It's never too early or too late to teach children the basics of the computers we use every day. Computer skills go beyond knowing how to create a Facebook account. With young children, it begins with learning what a mouse does when they click on it. As your children learn how the computer works, you can advance their knowledge to the mechanics beneath the surface and even begin introducing them to the computer code used to create software programs.
Games for Young Children
There's no reason to wait until preschool to begin introducing children to your family computer. When a child is old enough to push a button, you can introduce her to many of the games designed for infants and toddlers. These games use large colorful graphics, music and sound effects to teach the child to move and click a mouse. Animal games, memory games and digital coloring books are particularly popular with young children. You may be surprised at how quickly a toddler learns to interact with a computer because of such games.
Teaching Computer Basics
Many websites offer interactive lessons for teaching children keyboard skills and how to use word processing programs. Spending time with your children using these programs or showing them the programs you use--and why you use them--enhances their understanding of what the computer is used for beyond games. When it comes time to upgrade your computer software or hardware or open the case to clean out the fan, invite your children to watch while you explain what you are doing and why.

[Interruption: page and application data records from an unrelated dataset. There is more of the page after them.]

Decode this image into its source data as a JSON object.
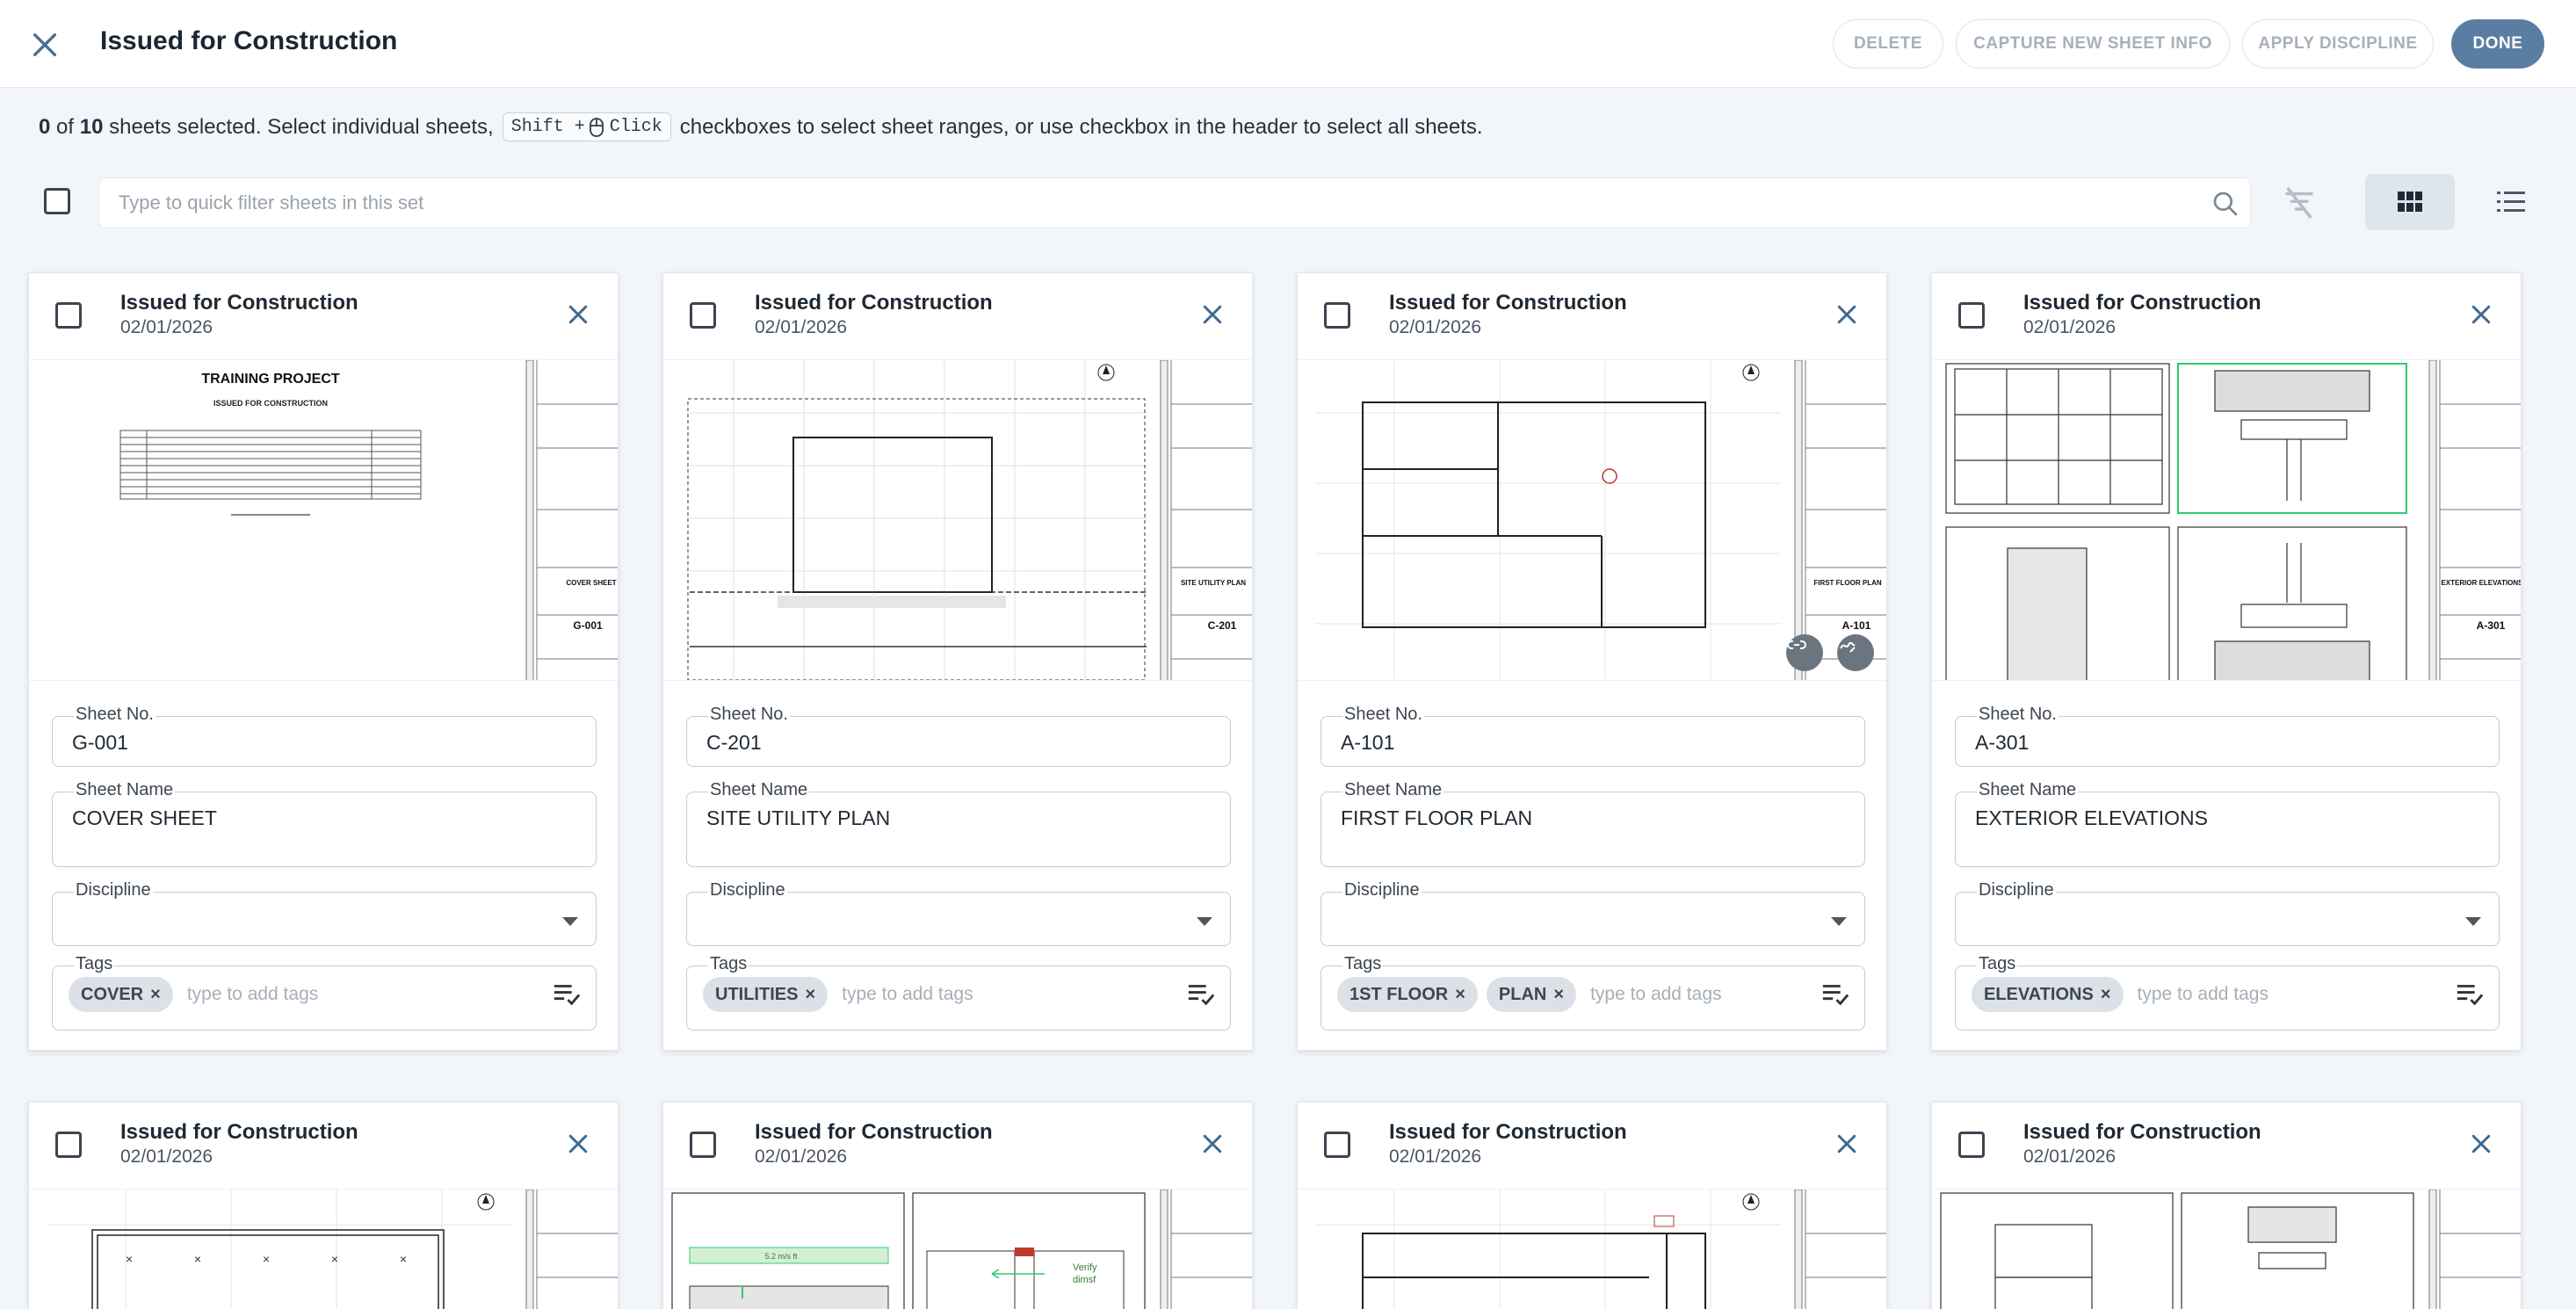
{
  "header": {
    "title": "Issued for Construction",
    "buttons": {
      "delete": "DELETE",
      "capture": "CAPTURE NEW SHEET INFO",
      "apply_discipline": "APPLY DISCIPLINE",
      "done": "DONE"
    }
  },
  "selection": {
    "count": "0",
    "of": "of",
    "total": "10",
    "text_a": "sheets selected. Select individual sheets,",
    "kbd_shift": "Shift +",
    "kbd_click": "Click",
    "text_b": "checkboxes to select sheet ranges, or use checkbox in the header to select all sheets."
  },
  "filter": {
    "placeholder": "Type to quick filter sheets in this set"
  },
  "labels": {
    "sheet_no": "Sheet No.",
    "sheet_name": "Sheet Name",
    "discipline": "Discipline",
    "tags": "Tags",
    "tag_placeholder": "type to add tags",
    "tag_remove": "×"
  },
  "cards": [
    {
      "set_name": "Issued for Construction",
      "date": "02/01/2026",
      "sheet_no": "G-001",
      "sheet_name": "COVER SHEET",
      "discipline": "",
      "tags": [
        "COVER"
      ],
      "thumb": {
        "project": "TRAINING PROJECT",
        "subtitle": "ISSUED FOR CONSTRUCTION",
        "tb_name": "COVER SHEET",
        "tb_no": "G-001"
      }
    },
    {
      "set_name": "Issued for Construction",
      "date": "02/01/2026",
      "sheet_no": "C-201",
      "sheet_name": "SITE UTILITY PLAN",
      "discipline": "",
      "tags": [
        "UTILITIES"
      ],
      "thumb": {
        "tb_name": "SITE UTILITY PLAN",
        "tb_no": "C-201"
      }
    },
    {
      "set_name": "Issued for Construction",
      "date": "02/01/2026",
      "sheet_no": "A-101",
      "sheet_name": "FIRST FLOOR PLAN",
      "discipline": "",
      "tags": [
        "1ST FLOOR",
        "PLAN"
      ],
      "thumb": {
        "tb_name": "FIRST FLOOR PLAN",
        "tb_no": "A-101"
      }
    },
    {
      "set_name": "Issued for Construction",
      "date": "02/01/2026",
      "sheet_no": "A-301",
      "sheet_name": "EXTERIOR ELEVATIONS",
      "discipline": "",
      "tags": [
        "ELEVATIONS"
      ],
      "thumb": {
        "tb_name": "EXTERIOR ELEVATIONS",
        "tb_no": "A-301"
      }
    },
    {
      "set_name": "Issued for Construction",
      "date": "02/01/2026"
    },
    {
      "set_name": "Issued for Construction",
      "date": "02/01/2026",
      "thumb": {
        "note_a": "5.2 m/s ft",
        "note_b": "Verify",
        "note_c": "dimsf"
      }
    },
    {
      "set_name": "Issued for Construction",
      "date": "02/01/2026"
    },
    {
      "set_name": "Issued for Construction",
      "date": "02/01/2026"
    }
  ]
}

Advanced Computer Skills
After your children are comfortable using a keyboard and mouse, they are ready to learn some advanced skills. Consider setting your children up with their own email accounts. You can send them emails from work and use email to ask them what they want for dinner or to discuss plans for the weekend. Some free games can give children an understanding of the graphics behind the computer games they play. They are essentially games they can play by themselves—creating buildings, vehicles and characters—without any objectives other than creating their own worlds.
Establish clear rules for using the Internet and discuss them with your children. For example, you may want your children not to communicate with anyone without your presence. For older children, you could establish rules about communicating only with people they know in person, such as friends from school and relatives. If your children play online games, discuss the importance of anonymity and not sharing their real names or personal information like the city they live in with anyone they don't know.